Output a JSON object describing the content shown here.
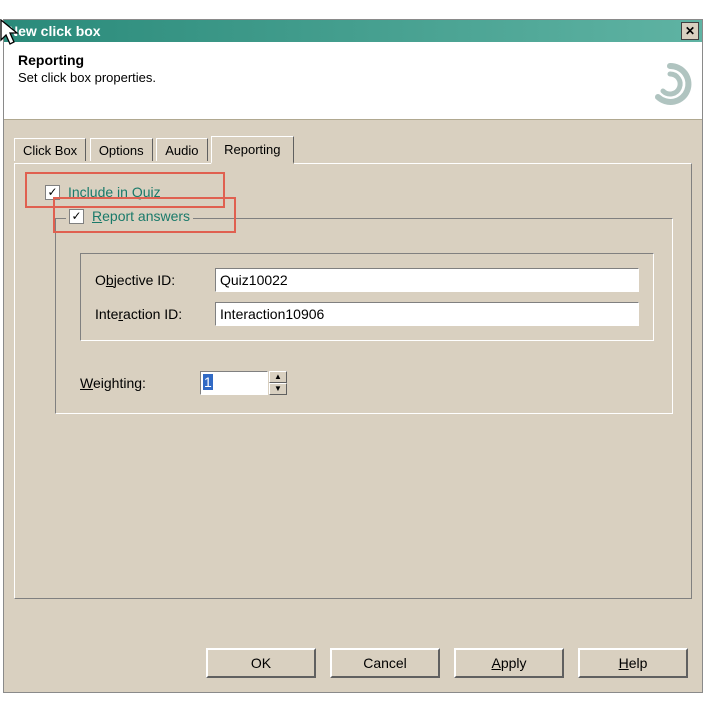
{
  "titlebar": {
    "text": "New click box"
  },
  "header": {
    "title": "Reporting",
    "subtitle": "Set click box properties."
  },
  "tabs": {
    "click_box": "Click Box",
    "options": "Options",
    "audio": "Audio",
    "reporting": "Reporting"
  },
  "reporting": {
    "include_in_quiz_label": "Include in Quiz",
    "include_in_quiz_underline": "I",
    "include_in_quiz_rest": "nclude in Quiz",
    "report_answers_label": "Report answers",
    "report_answers_underline": "R",
    "report_answers_rest": "eport answers",
    "objective_id_label_pre": "O",
    "objective_id_label_u": "b",
    "objective_id_label_post": "jective ID:",
    "objective_id_value": "Quiz10022",
    "interaction_id_label_pre": "Inte",
    "interaction_id_label_u": "r",
    "interaction_id_label_post": "action ID:",
    "interaction_id_value": "Interaction10906",
    "weighting_label_u": "W",
    "weighting_label_rest": "eighting:",
    "weighting_value": "1"
  },
  "buttons": {
    "ok": "OK",
    "cancel": "Cancel",
    "apply_u": "A",
    "apply_rest": "pply",
    "help_u": "H",
    "help_rest": "elp"
  }
}
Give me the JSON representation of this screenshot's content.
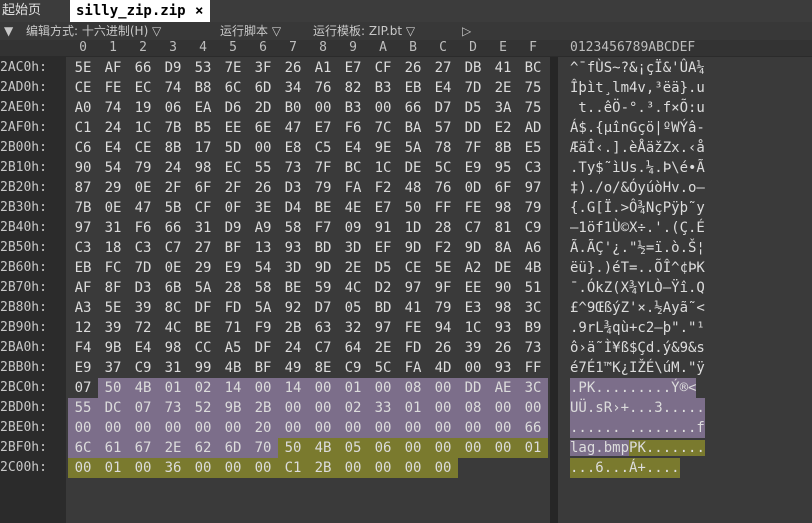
{
  "tabs": [
    {
      "label": "起始页"
    },
    {
      "label": "silly_zip.zip",
      "close": "×"
    }
  ],
  "toolbar": {
    "arrow": "▼",
    "edit_mode": "编辑方式: 十六进制(H) ▽",
    "run_script": "运行脚本 ▽",
    "run_template": "运行模板: ZIP.bt ▽",
    "play": "▷"
  },
  "hex_header": [
    "0",
    "1",
    "2",
    "3",
    "4",
    "5",
    "6",
    "7",
    "8",
    "9",
    "A",
    "B",
    "C",
    "D",
    "E",
    "F"
  ],
  "ascii_header": "0123456789ABCDEF",
  "rows": [
    {
      "off": "2AC0h:",
      "bytes": [
        "5E",
        "AF",
        "66",
        "D9",
        "53",
        "7E",
        "3F",
        "26",
        "A1",
        "E7",
        "CF",
        "26",
        "27",
        "DB",
        "41",
        "BC"
      ],
      "ascii": "^¯fÙS~?&¡çÏ&'ÛA¼"
    },
    {
      "off": "2AD0h:",
      "bytes": [
        "CE",
        "FE",
        "EC",
        "74",
        "B8",
        "6C",
        "6D",
        "34",
        "76",
        "82",
        "B3",
        "EB",
        "E4",
        "7D",
        "2E",
        "75"
      ],
      "ascii": "Îþìt¸lm4v‚³ëä}.u"
    },
    {
      "off": "2AE0h:",
      "bytes": [
        "A0",
        "74",
        "19",
        "06",
        "EA",
        "D6",
        "2D",
        "B0",
        "00",
        "B3",
        "00",
        "66",
        "D7",
        "D5",
        "3A",
        "75"
      ],
      "ascii": " t..êÖ-°.³.f×Õ:u"
    },
    {
      "off": "2AF0h:",
      "bytes": [
        "C1",
        "24",
        "1C",
        "7B",
        "B5",
        "EE",
        "6E",
        "47",
        "E7",
        "F6",
        "7C",
        "BA",
        "57",
        "DD",
        "E2",
        "AD"
      ],
      "ascii": "Á$.{µînGçö|ºWÝâ-"
    },
    {
      "off": "2B00h:",
      "bytes": [
        "C6",
        "E4",
        "CE",
        "8B",
        "17",
        "5D",
        "00",
        "E8",
        "C5",
        "E4",
        "9E",
        "5A",
        "78",
        "7F",
        "8B",
        "E5"
      ],
      "ascii": "ÆäÎ‹.].èÅäžZx.‹å"
    },
    {
      "off": "2B10h:",
      "bytes": [
        "90",
        "54",
        "79",
        "24",
        "98",
        "EC",
        "55",
        "73",
        "7F",
        "BC",
        "1C",
        "DE",
        "5C",
        "E9",
        "95",
        "C3"
      ],
      "ascii": ".Ty$˜ìUs.¼.Þ\\é•Ã"
    },
    {
      "off": "2B20h:",
      "bytes": [
        "87",
        "29",
        "0E",
        "2F",
        "6F",
        "2F",
        "26",
        "D3",
        "79",
        "FA",
        "F2",
        "48",
        "76",
        "0D",
        "6F",
        "97"
      ],
      "ascii": "‡)./o/&ÓyúòHv.o—"
    },
    {
      "off": "2B30h:",
      "bytes": [
        "7B",
        "0E",
        "47",
        "5B",
        "CF",
        "0F",
        "3E",
        "D4",
        "BE",
        "4E",
        "E7",
        "50",
        "FF",
        "FE",
        "98",
        "79"
      ],
      "ascii": "{.G[Ï.>Ô¾NçPÿþ˜y"
    },
    {
      "off": "2B40h:",
      "bytes": [
        "97",
        "31",
        "F6",
        "66",
        "31",
        "D9",
        "A9",
        "58",
        "F7",
        "09",
        "91",
        "1D",
        "28",
        "C7",
        "81",
        "C9"
      ],
      "ascii": "—1öf1Ù©X÷.'.(Ç.É"
    },
    {
      "off": "2B50h:",
      "bytes": [
        "C3",
        "18",
        "C3",
        "C7",
        "27",
        "BF",
        "13",
        "93",
        "BD",
        "3D",
        "EF",
        "9D",
        "F2",
        "9D",
        "8A",
        "A6"
      ],
      "ascii": "Ã.ÃÇ'¿.\"½=ï.ò.Š¦"
    },
    {
      "off": "2B60h:",
      "bytes": [
        "EB",
        "FC",
        "7D",
        "0E",
        "29",
        "E9",
        "54",
        "3D",
        "9D",
        "2E",
        "D5",
        "CE",
        "5E",
        "A2",
        "DE",
        "4B"
      ],
      "ascii": "ëü}.)éT=..ÕÎ^¢ÞK"
    },
    {
      "off": "2B70h:",
      "bytes": [
        "AF",
        "8F",
        "D3",
        "6B",
        "5A",
        "28",
        "58",
        "BE",
        "59",
        "4C",
        "D2",
        "97",
        "9F",
        "EE",
        "90",
        "51"
      ],
      "ascii": "¯.ÓkZ(X¾YLÒ—Ÿî.Q"
    },
    {
      "off": "2B80h:",
      "bytes": [
        "A3",
        "5E",
        "39",
        "8C",
        "DF",
        "FD",
        "5A",
        "92",
        "D7",
        "05",
        "BD",
        "41",
        "79",
        "E3",
        "98",
        "3C"
      ],
      "ascii": "£^9ŒßýZ'×.½Ayã˜<"
    },
    {
      "off": "2B90h:",
      "bytes": [
        "12",
        "39",
        "72",
        "4C",
        "BE",
        "71",
        "F9",
        "2B",
        "63",
        "32",
        "97",
        "FE",
        "94",
        "1C",
        "93",
        "B9"
      ],
      "ascii": ".9rL¾qù+c2—þ\".\"¹"
    },
    {
      "off": "2BA0h:",
      "bytes": [
        "F4",
        "9B",
        "E4",
        "98",
        "CC",
        "A5",
        "DF",
        "24",
        "C7",
        "64",
        "2E",
        "FD",
        "26",
        "39",
        "26",
        "73"
      ],
      "ascii": "ô›ä˜Ì¥ß$Çd.ý&9&s"
    },
    {
      "off": "2BB0h:",
      "bytes": [
        "E9",
        "37",
        "C9",
        "31",
        "99",
        "4B",
        "BF",
        "49",
        "8E",
        "C9",
        "5C",
        "FA",
        "4D",
        "00",
        "93",
        "FF"
      ],
      "ascii": "é7É1™K¿IŽÉ\\úM.\"ÿ"
    },
    {
      "off": "2BC0h:",
      "bytes": [
        "07",
        "50",
        "4B",
        "01",
        "02",
        "14",
        "00",
        "14",
        "00",
        "01",
        "00",
        "08",
        "00",
        "DD",
        "AE",
        "3C"
      ],
      "ascii": ".PK.........Ý®<"
    },
    {
      "off": "2BD0h:",
      "bytes": [
        "55",
        "DC",
        "07",
        "73",
        "52",
        "9B",
        "2B",
        "00",
        "00",
        "02",
        "33",
        "01",
        "00",
        "08",
        "00",
        "00"
      ],
      "ascii": "UÜ.sR›+...3....."
    },
    {
      "off": "2BE0h:",
      "bytes": [
        "00",
        "00",
        "00",
        "00",
        "00",
        "00",
        "20",
        "00",
        "00",
        "00",
        "00",
        "00",
        "00",
        "00",
        "00",
        "66"
      ],
      "ascii": "...... ........f"
    },
    {
      "off": "2BF0h:",
      "bytes": [
        "6C",
        "61",
        "67",
        "2E",
        "62",
        "6D",
        "70",
        "50",
        "4B",
        "05",
        "06",
        "00",
        "00",
        "00",
        "00",
        "01"
      ],
      "ascii": "lag.bmpPK......."
    },
    {
      "off": "2C00h:",
      "bytes": [
        "00",
        "01",
        "00",
        "36",
        "00",
        "00",
        "00",
        "C1",
        "2B",
        "00",
        "00",
        "00",
        "00",
        "",
        ""
      ],
      "ascii": "...6...Á+...."
    }
  ],
  "colors": {
    "highlight_central_dir": "#7c6e8a",
    "highlight_end_record": "#7a7a2e",
    "tab_active": "#ffffff"
  }
}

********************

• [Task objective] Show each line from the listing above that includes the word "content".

• [Solution for this exercise]
Output a JSON object describing the content shown here.
Give me the JSON representation of this screenshot's content.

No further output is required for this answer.